February 26, 2014 · 1 Comments · 706 Total Views · http://www.canindia.com/u6znq
The aim is to increase the current fish production by two lakh metric tonnes by 2017, the official added.
“The total production of fish was 14.90 lakh MT in 12-13 and our target is to get to 17 lakh MT by 2017. For that, we have decided to bring all water bodies under fish culture. Our aim is to ensure the production of fish is at least five MT per hectare,” S.N. Biswas, joint director, state fisheries department, said.
Addressing a seminar on fish farming, Biswas said the government was mulling to set up one stop aquashops which, besides providing certified fish seeds and feeds, will also give useful advice to the cultivators.
“The aquashops will be one-stop units providing detailed information about the kinds of fish suitable for cultivating in a particular area, the types of feeds to be used besides giving them valuable information about increasing the productivity,” said Biswas.
He expressed concern over the culture of Thai catfish, locally called Hybrid Magur, a rapidly growing voracious carnivore.
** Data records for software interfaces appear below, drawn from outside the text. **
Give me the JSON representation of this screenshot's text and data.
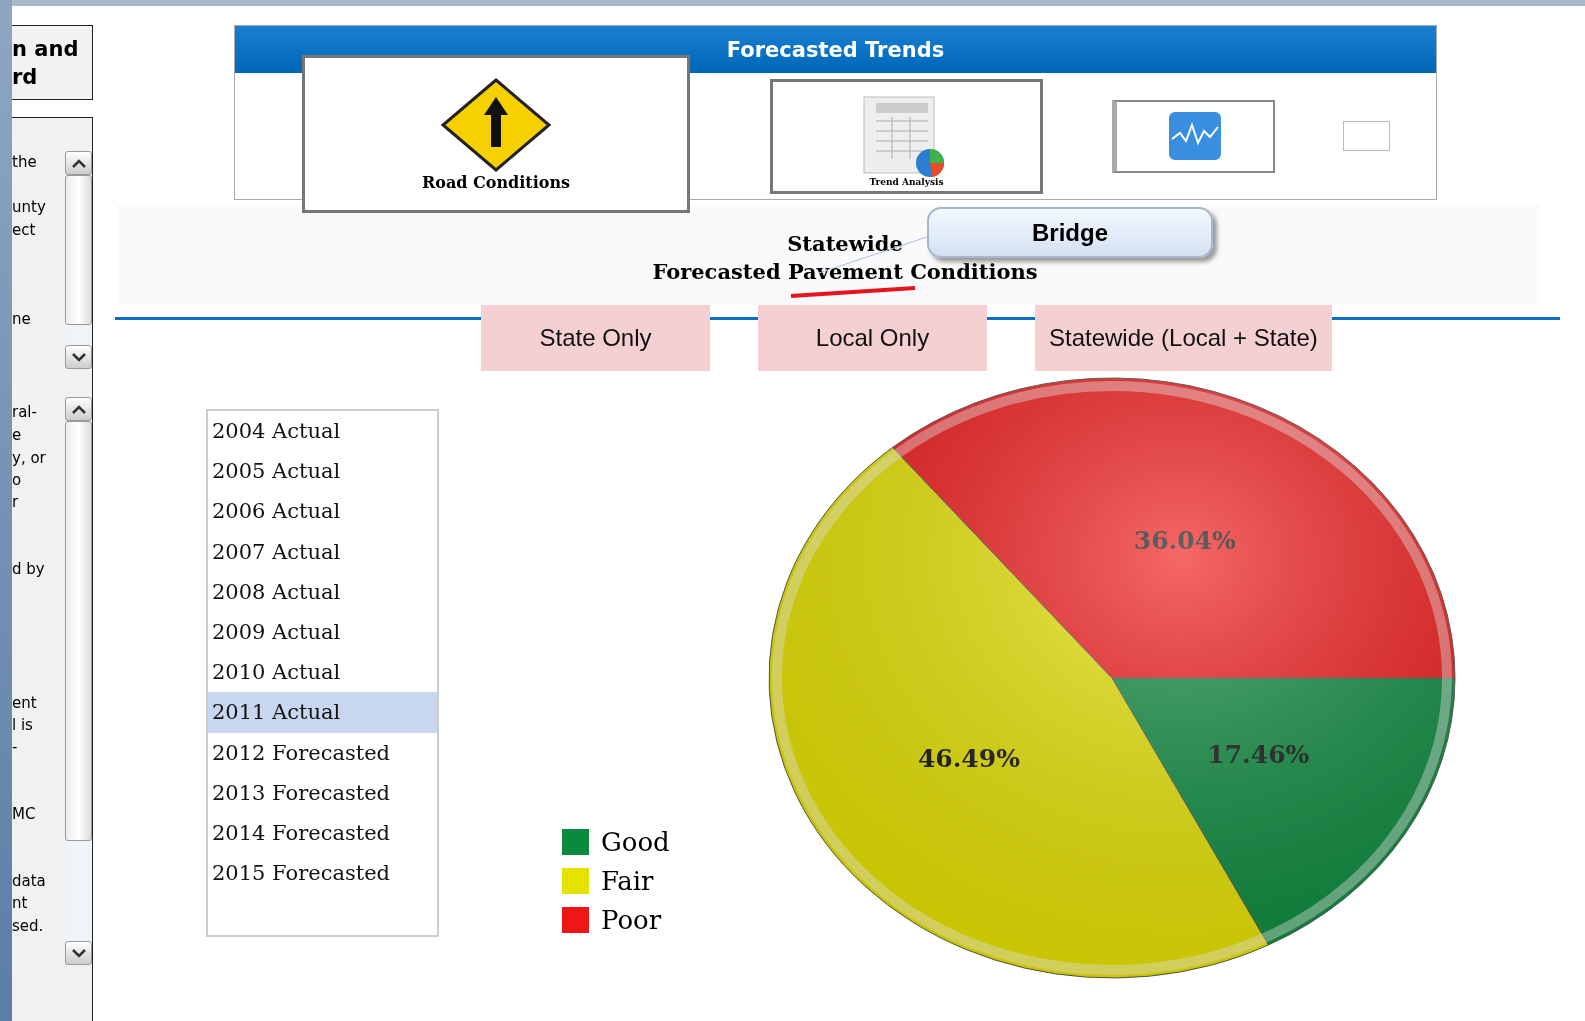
{
  "side_panel": {
    "heading": [
      "n and",
      "rd"
    ],
    "fragments": [
      "the",
      "unty",
      "ect",
      "ne",
      "ral-",
      "e",
      "y, or",
      "o",
      "r",
      "d by",
      "ent",
      "l is",
      "-",
      "MC",
      "data",
      "nt",
      "sed."
    ]
  },
  "banner": {
    "title": "Forecasted Trends",
    "cards": [
      {
        "kind": "road",
        "label": "Road Conditions"
      },
      {
        "kind": "trend",
        "label": "Trend Analysis"
      },
      {
        "kind": "monitor"
      },
      {
        "kind": "blank"
      }
    ]
  },
  "heading": {
    "lines": [
      "Statewide",
      "Forecasted Pavement Conditions"
    ],
    "callout": "Bridge"
  },
  "tabs": [
    {
      "label": "State Only"
    },
    {
      "label": "Local Only"
    },
    {
      "label": "Statewide (Local + State)"
    }
  ],
  "years": [
    {
      "label": "2004 Actual",
      "selected": false
    },
    {
      "label": "2005 Actual",
      "selected": false
    },
    {
      "label": "2006 Actual",
      "selected": false
    },
    {
      "label": "2007 Actual",
      "selected": false
    },
    {
      "label": "2008 Actual",
      "selected": false
    },
    {
      "label": "2009 Actual",
      "selected": false
    },
    {
      "label": "2010 Actual",
      "selected": false
    },
    {
      "label": "2011 Actual",
      "selected": true
    },
    {
      "label": "2012 Forecasted",
      "selected": false
    },
    {
      "label": "2013 Forecasted",
      "selected": false
    },
    {
      "label": "2014 Forecasted",
      "selected": false
    },
    {
      "label": "2015 Forecasted",
      "selected": false
    }
  ],
  "chart_data": {
    "type": "pie",
    "categories": [
      "Good",
      "Fair",
      "Poor"
    ],
    "values": [
      17.46,
      46.49,
      36.04
    ],
    "colors": [
      "#0a8a3c",
      "#e6e200",
      "#f01616"
    ],
    "legend": "left",
    "value_labels": [
      "17.46%",
      "46.49%",
      "36.04%"
    ]
  }
}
“The fish is being cultured in isolated water bodies in some areas of the state. The threat is that if the fish enters other water bodies, it will devour others and put a negative impact on indigenous varieties of fish.”
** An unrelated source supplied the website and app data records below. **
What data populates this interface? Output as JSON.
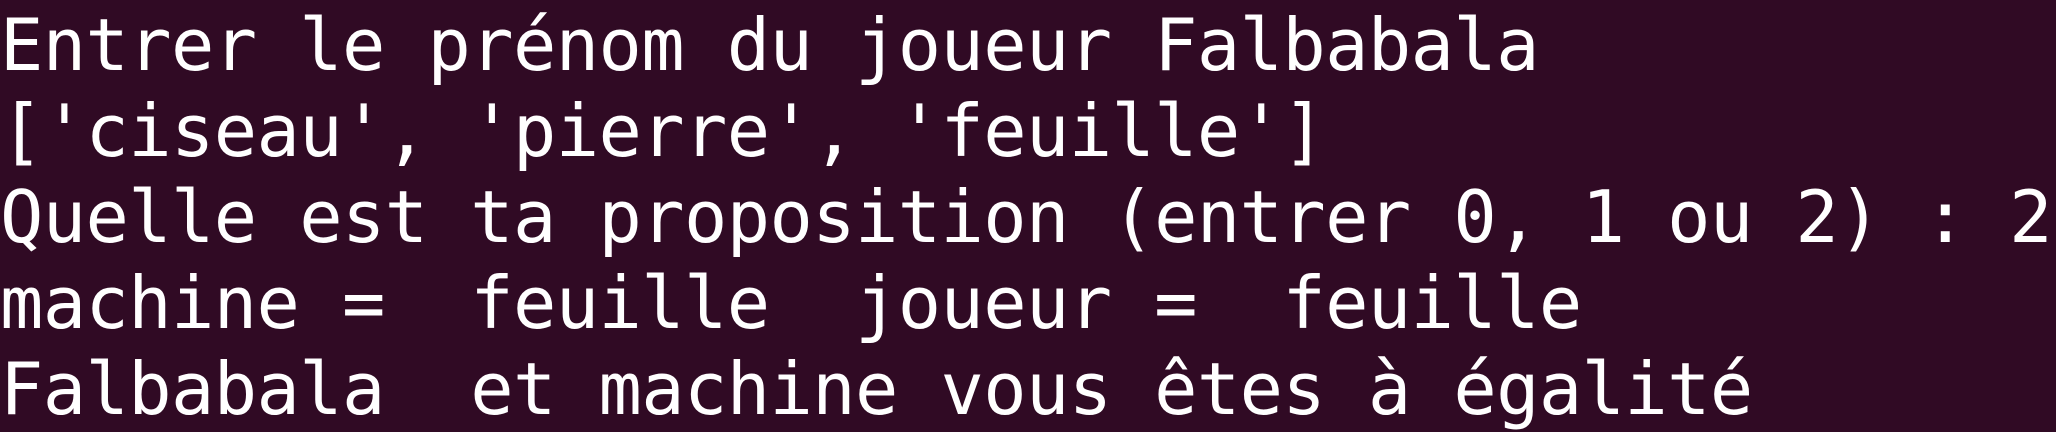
{
  "terminal": {
    "lines": [
      "Entrer le prénom du joueur Falbabala",
      "['ciseau', 'pierre', 'feuille']",
      "Quelle est ta proposition (entrer 0, 1 ou 2) : 2",
      "machine =  feuille  joueur =  feuille",
      "Falbabala  et machine vous êtes à égalité"
    ],
    "colors": {
      "background": "#300a24",
      "text": "#ffffff"
    }
  }
}
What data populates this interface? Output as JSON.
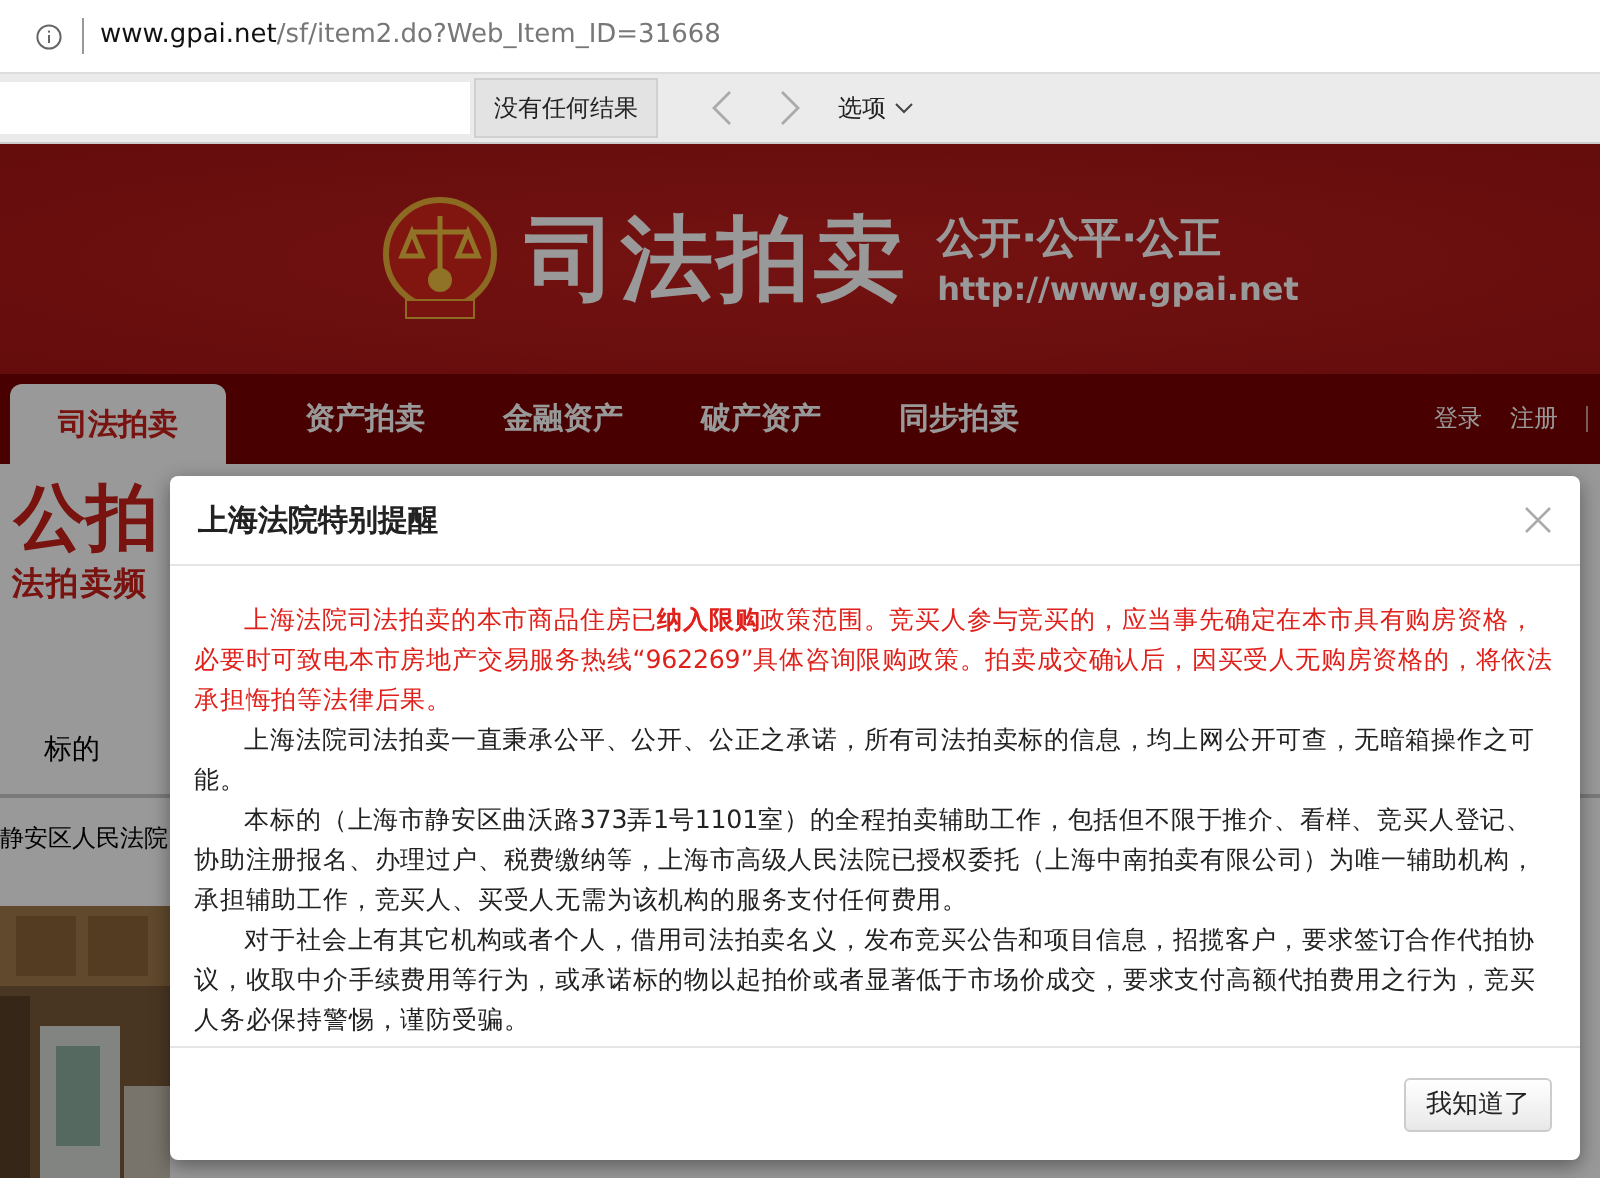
{
  "address_bar": {
    "host": "www.gpai.net",
    "path": "/sf/item2.do?Web_Item_ID=31668"
  },
  "find_bar": {
    "result": "没有任何结果",
    "options": "选项"
  },
  "header": {
    "title": "司法拍卖",
    "slogan": "公开·公平·公正",
    "url": "http://www.gpai.net"
  },
  "nav": {
    "items": [
      {
        "label": "司法拍卖",
        "selected": true
      },
      {
        "label": "资产拍卖",
        "selected": false
      },
      {
        "label": "金融资产",
        "selected": false
      },
      {
        "label": "破产资产",
        "selected": false
      },
      {
        "label": "同步拍卖",
        "selected": false
      }
    ],
    "links": [
      "登录",
      "注册"
    ]
  },
  "page": {
    "logo": "公拍",
    "logo_sub": "法拍卖频",
    "tab": "标的",
    "court": "静安区人民法院"
  },
  "dialog": {
    "title": "上海法院特别提醒",
    "paragraphs": [
      {
        "kind": "warning",
        "text": "上海法院司法拍卖的本市商品住房已**纳入限购**政策范围。竞买人参与竞买的，应当事先确定在本市具有购房资格，必要时可致电本市房地产交易服务热线“962269”具体咨询限购政策。拍卖成交确认后，因买受人无购房资格的，将依法承担悔拍等法律后果。"
      },
      {
        "kind": "normal",
        "text": "上海法院司法拍卖一直秉承公平、公开、公正之承诺，所有司法拍卖标的信息，均上网公开可查，无暗箱操作之可能。"
      },
      {
        "kind": "normal",
        "text": "本标的（上海市静安区曲沃路373弄1号1101室）的全程拍卖辅助工作，包括但不限于推介、看样、竞买人登记、协助注册报名、办理过户、税费缴纳等，上海市高级人民法院已授权委托（上海中南拍卖有限公司）为唯一辅助机构，承担辅助工作，竞买人、买受人无需为该机构的服务支付任何费用。"
      },
      {
        "kind": "normal",
        "text": "对于社会上有其它机构或者个人，借用司法拍卖名义，发布竞买公告和项目信息，招揽客户，要求签订合作代拍协议，收取中介手续费用等行为，或承诺标的物以起拍价或者显著低于市场价成交，要求支付高额代拍费用之行为，竞买人务必保持警惕，谨防受骗。"
      }
    ],
    "button": "我知道了"
  }
}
“It feeds on anything and is rapid growing, so cultivators, mostly poor, are taking to its culture. We are aware of the situation and trying to sensitize them about the threat the fish poses,” added Biswas.
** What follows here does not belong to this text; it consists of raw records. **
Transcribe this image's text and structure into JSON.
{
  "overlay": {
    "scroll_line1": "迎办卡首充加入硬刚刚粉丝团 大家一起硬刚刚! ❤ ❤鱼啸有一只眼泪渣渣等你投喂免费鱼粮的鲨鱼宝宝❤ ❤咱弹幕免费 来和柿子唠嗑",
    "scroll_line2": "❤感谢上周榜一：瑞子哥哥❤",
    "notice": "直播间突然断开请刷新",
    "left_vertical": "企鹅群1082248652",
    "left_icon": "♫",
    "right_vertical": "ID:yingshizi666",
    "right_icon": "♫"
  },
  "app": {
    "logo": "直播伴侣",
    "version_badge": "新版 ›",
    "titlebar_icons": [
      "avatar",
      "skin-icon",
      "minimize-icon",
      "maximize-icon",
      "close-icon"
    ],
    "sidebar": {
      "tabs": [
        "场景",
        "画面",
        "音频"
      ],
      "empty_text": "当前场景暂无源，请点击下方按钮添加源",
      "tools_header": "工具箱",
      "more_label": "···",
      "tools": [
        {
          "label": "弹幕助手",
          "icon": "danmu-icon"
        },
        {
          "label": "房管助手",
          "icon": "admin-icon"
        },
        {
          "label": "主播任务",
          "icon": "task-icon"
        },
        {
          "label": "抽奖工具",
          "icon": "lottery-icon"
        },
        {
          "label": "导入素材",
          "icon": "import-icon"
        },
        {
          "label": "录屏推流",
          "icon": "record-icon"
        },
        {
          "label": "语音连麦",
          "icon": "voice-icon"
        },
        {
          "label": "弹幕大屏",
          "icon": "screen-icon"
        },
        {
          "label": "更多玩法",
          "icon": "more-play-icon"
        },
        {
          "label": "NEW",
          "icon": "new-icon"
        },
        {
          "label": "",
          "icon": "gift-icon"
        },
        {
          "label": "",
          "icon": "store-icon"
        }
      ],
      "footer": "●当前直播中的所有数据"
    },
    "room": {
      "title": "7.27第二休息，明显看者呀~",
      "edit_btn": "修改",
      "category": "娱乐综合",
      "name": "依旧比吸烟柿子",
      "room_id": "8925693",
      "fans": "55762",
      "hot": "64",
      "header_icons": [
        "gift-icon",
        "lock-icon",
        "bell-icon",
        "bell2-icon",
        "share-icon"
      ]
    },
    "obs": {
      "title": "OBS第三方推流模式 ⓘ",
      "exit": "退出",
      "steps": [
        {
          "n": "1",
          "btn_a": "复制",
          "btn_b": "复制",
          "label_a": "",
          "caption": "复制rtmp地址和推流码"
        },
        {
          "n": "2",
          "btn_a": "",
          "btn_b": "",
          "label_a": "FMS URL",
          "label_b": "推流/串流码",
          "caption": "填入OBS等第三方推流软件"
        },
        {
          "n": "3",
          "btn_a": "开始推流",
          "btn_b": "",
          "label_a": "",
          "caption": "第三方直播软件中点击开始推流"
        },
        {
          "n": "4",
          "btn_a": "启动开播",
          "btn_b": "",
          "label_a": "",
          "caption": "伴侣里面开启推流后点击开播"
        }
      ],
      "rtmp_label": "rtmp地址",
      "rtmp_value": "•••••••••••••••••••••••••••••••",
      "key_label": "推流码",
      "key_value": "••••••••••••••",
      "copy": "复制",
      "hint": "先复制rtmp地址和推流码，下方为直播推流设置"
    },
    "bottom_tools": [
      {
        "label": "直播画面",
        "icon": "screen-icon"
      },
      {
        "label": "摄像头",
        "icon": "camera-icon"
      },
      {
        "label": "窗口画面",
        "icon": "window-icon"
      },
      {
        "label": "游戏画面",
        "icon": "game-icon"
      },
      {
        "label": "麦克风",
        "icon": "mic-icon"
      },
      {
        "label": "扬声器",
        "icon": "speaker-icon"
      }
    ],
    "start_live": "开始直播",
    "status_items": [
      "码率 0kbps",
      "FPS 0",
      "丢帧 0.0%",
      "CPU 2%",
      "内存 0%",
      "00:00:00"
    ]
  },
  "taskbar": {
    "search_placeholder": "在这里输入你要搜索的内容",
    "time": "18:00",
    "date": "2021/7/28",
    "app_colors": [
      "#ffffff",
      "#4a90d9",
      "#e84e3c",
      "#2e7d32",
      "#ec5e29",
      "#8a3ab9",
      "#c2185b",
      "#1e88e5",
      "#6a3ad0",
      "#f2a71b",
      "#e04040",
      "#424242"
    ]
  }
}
State Fisheries Minister Chandranath Sinha said the government is taking several initiatives to increase fish productivity.
“Besides training the cultivators about the modern and scientific ways of farming, we have also initiated a process of certifying the fish feeds. Once the process is completed, only the government certified feeds can be sold in the market,” said Sinha.